WORK INSTRUCTION: Scan the following material for the string "プリント" and copy each line in which it appears.
--- --- ---
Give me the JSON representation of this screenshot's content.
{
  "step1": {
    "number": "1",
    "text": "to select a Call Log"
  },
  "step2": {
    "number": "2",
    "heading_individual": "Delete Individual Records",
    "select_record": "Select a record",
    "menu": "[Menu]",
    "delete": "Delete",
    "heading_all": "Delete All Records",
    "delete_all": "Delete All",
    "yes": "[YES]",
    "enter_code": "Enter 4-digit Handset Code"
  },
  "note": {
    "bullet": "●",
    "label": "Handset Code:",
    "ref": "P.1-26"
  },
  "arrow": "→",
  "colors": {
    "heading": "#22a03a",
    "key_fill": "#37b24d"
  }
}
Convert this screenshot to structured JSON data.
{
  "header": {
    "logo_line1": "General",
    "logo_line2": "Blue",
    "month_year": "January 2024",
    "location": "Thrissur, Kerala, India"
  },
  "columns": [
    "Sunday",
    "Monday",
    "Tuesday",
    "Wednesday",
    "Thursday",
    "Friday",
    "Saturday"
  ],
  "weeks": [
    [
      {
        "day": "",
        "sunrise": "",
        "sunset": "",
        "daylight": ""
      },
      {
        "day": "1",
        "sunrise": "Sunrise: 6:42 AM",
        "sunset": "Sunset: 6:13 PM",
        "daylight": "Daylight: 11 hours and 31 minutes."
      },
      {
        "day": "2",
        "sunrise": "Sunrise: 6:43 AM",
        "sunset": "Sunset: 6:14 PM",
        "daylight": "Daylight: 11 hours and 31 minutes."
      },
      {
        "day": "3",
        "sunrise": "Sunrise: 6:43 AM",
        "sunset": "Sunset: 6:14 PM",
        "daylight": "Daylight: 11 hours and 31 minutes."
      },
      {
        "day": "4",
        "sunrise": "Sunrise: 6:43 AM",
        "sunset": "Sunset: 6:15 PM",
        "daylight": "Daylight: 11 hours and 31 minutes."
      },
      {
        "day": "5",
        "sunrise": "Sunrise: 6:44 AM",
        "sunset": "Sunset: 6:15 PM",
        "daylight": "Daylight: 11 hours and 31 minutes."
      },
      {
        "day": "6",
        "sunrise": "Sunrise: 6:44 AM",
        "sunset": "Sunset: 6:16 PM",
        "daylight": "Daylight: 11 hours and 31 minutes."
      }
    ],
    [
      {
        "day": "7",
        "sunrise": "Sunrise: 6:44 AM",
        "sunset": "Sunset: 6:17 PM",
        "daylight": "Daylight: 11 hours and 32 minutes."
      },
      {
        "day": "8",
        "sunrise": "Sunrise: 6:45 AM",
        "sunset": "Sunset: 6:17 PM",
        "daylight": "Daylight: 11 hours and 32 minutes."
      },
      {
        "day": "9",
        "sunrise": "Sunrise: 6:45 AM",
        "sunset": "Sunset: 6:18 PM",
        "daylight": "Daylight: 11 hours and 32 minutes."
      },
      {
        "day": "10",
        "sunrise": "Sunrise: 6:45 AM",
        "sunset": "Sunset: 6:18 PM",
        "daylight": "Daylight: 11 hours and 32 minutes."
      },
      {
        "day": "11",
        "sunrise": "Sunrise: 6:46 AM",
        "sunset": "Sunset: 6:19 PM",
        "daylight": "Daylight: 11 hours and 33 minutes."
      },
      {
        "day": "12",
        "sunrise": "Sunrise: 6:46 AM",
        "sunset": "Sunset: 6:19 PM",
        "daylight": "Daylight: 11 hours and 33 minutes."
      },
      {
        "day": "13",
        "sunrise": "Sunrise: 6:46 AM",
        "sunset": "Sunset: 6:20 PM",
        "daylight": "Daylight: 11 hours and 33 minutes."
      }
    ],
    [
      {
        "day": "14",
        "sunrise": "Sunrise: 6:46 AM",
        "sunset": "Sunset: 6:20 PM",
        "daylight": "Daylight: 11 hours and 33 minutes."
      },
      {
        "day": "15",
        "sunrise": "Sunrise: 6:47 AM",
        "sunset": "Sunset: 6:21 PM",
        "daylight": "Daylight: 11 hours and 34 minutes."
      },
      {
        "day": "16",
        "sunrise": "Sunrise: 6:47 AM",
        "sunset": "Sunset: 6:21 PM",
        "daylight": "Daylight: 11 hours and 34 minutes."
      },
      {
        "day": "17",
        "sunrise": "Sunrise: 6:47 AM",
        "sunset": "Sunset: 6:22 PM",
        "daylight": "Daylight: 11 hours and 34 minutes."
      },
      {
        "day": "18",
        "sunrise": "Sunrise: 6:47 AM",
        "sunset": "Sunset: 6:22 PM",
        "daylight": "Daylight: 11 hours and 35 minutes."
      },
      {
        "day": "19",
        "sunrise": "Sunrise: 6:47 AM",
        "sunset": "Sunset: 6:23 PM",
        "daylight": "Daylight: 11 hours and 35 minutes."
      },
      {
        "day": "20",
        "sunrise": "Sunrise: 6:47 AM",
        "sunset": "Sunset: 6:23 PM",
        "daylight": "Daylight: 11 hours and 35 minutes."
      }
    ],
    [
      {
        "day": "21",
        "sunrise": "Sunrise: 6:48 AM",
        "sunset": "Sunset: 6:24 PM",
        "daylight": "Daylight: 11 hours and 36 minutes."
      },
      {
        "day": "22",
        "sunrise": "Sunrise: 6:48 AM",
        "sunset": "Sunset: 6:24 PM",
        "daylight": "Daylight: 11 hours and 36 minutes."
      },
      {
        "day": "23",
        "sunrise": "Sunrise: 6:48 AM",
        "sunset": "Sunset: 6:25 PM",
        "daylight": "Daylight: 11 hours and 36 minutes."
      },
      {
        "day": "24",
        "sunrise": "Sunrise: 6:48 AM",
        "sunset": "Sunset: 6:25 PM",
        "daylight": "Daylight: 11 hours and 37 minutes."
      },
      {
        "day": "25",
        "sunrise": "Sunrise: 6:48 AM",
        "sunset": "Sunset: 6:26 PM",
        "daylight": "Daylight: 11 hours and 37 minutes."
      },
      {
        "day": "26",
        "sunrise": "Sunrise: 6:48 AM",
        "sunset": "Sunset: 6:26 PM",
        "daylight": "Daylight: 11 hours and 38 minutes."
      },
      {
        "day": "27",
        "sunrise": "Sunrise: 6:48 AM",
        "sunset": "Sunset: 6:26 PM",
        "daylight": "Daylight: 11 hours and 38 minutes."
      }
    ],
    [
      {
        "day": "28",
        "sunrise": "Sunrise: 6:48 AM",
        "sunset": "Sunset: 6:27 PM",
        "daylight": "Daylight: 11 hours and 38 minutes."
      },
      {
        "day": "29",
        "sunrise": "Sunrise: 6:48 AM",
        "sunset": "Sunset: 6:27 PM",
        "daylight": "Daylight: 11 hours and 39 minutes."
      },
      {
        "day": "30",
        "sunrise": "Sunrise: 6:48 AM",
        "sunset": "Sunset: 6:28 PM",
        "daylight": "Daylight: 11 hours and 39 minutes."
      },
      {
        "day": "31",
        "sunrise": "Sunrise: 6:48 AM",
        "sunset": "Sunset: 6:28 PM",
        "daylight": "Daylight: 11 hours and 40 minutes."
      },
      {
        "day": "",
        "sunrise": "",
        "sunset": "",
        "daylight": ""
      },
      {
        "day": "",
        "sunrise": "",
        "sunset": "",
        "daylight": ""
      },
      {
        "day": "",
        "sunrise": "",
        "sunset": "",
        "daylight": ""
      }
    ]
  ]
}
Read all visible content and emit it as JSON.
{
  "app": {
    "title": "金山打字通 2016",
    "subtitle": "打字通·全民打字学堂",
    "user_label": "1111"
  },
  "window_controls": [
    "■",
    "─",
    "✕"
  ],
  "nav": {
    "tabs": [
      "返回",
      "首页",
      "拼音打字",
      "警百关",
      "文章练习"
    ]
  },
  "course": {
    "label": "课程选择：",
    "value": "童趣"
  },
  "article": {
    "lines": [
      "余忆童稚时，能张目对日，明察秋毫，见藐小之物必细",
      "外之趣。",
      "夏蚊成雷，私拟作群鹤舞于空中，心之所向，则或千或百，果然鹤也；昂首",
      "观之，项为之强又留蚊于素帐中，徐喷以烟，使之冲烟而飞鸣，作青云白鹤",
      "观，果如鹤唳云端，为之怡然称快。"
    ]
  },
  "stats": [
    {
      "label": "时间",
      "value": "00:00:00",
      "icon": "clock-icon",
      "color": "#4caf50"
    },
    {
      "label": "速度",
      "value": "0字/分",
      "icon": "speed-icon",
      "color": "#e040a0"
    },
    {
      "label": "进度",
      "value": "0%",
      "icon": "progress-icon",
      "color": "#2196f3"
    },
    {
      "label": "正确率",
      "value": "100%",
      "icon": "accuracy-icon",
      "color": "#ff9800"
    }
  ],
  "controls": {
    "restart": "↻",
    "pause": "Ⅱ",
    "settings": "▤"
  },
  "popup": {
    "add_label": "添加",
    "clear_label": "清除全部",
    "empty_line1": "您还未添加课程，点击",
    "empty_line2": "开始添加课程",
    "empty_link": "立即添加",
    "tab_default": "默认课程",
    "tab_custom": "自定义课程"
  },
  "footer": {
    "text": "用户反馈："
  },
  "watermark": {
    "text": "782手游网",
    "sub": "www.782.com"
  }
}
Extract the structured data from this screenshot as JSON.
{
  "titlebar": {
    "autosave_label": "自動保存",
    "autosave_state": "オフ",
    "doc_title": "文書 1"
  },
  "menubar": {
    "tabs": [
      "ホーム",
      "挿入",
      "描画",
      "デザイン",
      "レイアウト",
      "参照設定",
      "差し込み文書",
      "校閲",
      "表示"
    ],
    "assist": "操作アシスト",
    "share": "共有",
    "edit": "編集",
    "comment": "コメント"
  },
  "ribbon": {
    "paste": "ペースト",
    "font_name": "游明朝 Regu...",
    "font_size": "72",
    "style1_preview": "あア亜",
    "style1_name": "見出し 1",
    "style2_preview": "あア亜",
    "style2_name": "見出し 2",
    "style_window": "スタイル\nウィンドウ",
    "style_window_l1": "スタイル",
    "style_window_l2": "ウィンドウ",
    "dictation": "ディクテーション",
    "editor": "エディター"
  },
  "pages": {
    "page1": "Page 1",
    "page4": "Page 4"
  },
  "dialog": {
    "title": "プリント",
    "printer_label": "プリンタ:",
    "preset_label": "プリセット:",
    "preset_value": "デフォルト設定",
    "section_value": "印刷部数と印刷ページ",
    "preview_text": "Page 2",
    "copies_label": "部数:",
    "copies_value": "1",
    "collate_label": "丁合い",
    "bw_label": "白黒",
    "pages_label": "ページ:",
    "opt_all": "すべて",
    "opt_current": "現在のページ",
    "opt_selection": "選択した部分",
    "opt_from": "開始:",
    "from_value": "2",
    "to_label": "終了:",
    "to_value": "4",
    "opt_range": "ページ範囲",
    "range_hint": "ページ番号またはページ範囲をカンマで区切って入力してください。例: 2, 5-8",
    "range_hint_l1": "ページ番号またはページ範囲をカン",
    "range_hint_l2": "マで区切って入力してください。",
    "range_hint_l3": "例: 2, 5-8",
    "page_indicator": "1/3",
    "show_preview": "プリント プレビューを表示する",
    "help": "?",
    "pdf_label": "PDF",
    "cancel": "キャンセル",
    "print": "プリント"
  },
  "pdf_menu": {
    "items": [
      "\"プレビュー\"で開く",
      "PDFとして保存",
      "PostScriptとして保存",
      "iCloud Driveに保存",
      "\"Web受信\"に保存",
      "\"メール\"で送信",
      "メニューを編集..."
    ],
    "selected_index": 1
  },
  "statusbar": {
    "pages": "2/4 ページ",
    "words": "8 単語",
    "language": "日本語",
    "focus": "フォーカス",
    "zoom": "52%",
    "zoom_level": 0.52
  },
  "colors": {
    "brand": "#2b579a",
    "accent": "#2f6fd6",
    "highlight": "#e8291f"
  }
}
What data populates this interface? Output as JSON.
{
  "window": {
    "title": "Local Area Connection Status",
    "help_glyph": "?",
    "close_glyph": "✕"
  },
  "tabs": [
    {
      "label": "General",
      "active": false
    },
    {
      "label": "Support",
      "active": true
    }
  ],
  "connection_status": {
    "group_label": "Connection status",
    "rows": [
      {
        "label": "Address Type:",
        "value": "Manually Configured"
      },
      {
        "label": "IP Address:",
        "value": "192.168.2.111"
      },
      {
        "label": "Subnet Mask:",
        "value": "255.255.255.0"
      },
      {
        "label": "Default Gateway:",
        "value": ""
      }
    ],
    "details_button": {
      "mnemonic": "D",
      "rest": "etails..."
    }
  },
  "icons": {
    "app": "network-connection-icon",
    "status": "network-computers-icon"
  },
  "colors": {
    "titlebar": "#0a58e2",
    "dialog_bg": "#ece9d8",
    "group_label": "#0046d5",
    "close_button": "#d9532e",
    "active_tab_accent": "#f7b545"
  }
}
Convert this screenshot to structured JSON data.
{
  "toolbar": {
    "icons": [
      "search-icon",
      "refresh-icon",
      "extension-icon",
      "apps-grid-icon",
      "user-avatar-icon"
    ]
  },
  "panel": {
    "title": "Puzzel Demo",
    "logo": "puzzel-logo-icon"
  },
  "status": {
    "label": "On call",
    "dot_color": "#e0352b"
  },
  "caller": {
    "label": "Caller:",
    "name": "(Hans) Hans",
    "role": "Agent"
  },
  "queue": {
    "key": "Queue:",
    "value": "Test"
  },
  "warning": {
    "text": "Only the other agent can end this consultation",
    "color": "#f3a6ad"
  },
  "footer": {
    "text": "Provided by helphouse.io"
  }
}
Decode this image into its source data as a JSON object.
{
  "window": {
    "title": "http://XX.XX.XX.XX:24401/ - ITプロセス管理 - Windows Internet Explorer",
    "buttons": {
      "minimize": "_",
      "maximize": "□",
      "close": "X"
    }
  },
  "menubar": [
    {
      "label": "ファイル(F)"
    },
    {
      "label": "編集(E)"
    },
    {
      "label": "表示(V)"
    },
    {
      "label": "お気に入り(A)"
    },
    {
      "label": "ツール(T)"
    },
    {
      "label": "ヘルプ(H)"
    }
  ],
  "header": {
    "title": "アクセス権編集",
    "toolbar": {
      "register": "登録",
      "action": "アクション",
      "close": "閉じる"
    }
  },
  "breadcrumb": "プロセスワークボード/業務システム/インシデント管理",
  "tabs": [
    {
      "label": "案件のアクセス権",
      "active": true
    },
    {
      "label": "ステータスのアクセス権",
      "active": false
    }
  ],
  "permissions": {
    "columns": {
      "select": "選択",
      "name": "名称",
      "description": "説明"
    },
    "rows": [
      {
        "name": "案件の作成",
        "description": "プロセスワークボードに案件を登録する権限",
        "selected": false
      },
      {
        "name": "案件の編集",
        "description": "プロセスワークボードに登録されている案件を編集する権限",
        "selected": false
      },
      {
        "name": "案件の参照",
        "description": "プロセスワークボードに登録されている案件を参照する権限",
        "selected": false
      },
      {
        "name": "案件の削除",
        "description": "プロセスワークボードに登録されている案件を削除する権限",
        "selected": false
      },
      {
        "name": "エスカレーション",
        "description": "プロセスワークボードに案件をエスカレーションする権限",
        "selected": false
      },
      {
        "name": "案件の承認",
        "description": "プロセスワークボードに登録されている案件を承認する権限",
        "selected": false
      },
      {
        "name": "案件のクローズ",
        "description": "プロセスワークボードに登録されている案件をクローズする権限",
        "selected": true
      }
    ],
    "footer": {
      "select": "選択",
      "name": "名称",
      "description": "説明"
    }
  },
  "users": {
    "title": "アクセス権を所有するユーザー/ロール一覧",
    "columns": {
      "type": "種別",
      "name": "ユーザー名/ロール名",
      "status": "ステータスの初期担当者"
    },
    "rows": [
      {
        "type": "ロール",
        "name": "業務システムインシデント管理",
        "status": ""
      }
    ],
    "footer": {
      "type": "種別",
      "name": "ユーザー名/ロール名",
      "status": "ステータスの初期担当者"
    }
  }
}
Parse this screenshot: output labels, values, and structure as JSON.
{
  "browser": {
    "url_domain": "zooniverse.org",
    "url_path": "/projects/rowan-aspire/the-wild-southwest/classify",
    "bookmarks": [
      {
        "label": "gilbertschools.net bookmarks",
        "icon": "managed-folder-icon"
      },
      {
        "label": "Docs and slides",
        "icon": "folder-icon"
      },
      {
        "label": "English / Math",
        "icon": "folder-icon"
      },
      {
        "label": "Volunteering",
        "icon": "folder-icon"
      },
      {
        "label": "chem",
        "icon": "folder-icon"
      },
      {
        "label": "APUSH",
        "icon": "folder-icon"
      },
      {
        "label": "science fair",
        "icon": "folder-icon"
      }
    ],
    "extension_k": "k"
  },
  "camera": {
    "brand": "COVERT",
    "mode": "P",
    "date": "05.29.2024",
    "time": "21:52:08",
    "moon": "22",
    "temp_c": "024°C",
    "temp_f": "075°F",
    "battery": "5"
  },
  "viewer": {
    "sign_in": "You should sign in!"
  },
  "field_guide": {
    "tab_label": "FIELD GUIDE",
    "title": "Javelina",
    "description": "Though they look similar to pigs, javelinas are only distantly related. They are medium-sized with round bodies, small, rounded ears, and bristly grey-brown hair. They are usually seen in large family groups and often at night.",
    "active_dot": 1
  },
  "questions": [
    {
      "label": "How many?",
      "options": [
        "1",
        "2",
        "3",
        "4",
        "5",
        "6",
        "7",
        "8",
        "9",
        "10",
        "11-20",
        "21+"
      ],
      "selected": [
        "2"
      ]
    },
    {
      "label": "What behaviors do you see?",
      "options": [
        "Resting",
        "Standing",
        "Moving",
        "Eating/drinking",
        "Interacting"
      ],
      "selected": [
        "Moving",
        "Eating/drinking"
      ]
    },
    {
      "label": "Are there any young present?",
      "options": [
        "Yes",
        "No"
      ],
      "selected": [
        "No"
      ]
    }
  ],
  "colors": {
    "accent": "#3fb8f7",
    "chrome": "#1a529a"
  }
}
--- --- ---
ANSWER AREA:
    "title": "プリント",
    "show_preview": "プリント プレビューを表示する",
    "print": "プリント"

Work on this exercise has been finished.